◆ **Exercise brief**: The answer is the set of lines that include "미리보기", copied from the data below.

◆ **Records supplied**:
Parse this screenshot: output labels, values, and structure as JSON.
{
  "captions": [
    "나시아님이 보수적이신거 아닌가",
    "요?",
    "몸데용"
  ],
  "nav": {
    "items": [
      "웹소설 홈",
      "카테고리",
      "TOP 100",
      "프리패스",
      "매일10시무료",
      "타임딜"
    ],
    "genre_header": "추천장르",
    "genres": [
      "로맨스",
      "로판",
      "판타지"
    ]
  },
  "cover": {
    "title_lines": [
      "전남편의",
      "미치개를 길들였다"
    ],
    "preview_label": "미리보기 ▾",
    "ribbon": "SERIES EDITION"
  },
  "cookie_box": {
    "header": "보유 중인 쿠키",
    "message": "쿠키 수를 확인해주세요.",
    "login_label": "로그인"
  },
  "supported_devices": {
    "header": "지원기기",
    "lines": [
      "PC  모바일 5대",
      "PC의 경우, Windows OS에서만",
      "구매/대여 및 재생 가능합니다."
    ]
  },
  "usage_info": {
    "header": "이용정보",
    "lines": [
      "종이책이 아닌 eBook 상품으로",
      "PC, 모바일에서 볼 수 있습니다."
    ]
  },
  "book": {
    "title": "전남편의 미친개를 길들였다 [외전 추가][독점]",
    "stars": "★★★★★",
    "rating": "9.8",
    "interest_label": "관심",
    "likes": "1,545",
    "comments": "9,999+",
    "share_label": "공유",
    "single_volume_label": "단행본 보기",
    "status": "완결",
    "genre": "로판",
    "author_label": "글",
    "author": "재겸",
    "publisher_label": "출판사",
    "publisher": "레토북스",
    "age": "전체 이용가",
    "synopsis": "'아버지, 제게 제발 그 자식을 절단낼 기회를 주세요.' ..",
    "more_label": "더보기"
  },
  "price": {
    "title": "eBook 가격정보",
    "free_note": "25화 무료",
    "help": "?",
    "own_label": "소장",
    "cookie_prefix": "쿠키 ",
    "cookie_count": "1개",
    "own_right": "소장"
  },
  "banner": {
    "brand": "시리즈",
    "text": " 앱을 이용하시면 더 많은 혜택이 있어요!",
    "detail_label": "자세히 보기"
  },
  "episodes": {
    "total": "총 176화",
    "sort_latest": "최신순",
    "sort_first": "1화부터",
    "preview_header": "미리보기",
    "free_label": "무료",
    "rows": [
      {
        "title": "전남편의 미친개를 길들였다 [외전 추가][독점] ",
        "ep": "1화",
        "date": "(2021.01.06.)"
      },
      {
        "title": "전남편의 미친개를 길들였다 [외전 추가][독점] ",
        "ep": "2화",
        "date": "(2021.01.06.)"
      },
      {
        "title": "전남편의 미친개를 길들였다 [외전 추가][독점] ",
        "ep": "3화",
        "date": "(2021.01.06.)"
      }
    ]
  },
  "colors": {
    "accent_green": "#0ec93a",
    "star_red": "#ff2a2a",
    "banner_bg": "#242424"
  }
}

◆ **Solution below**:
    "preview_label": "미리보기 ▾",
    "preview_header": "미리보기",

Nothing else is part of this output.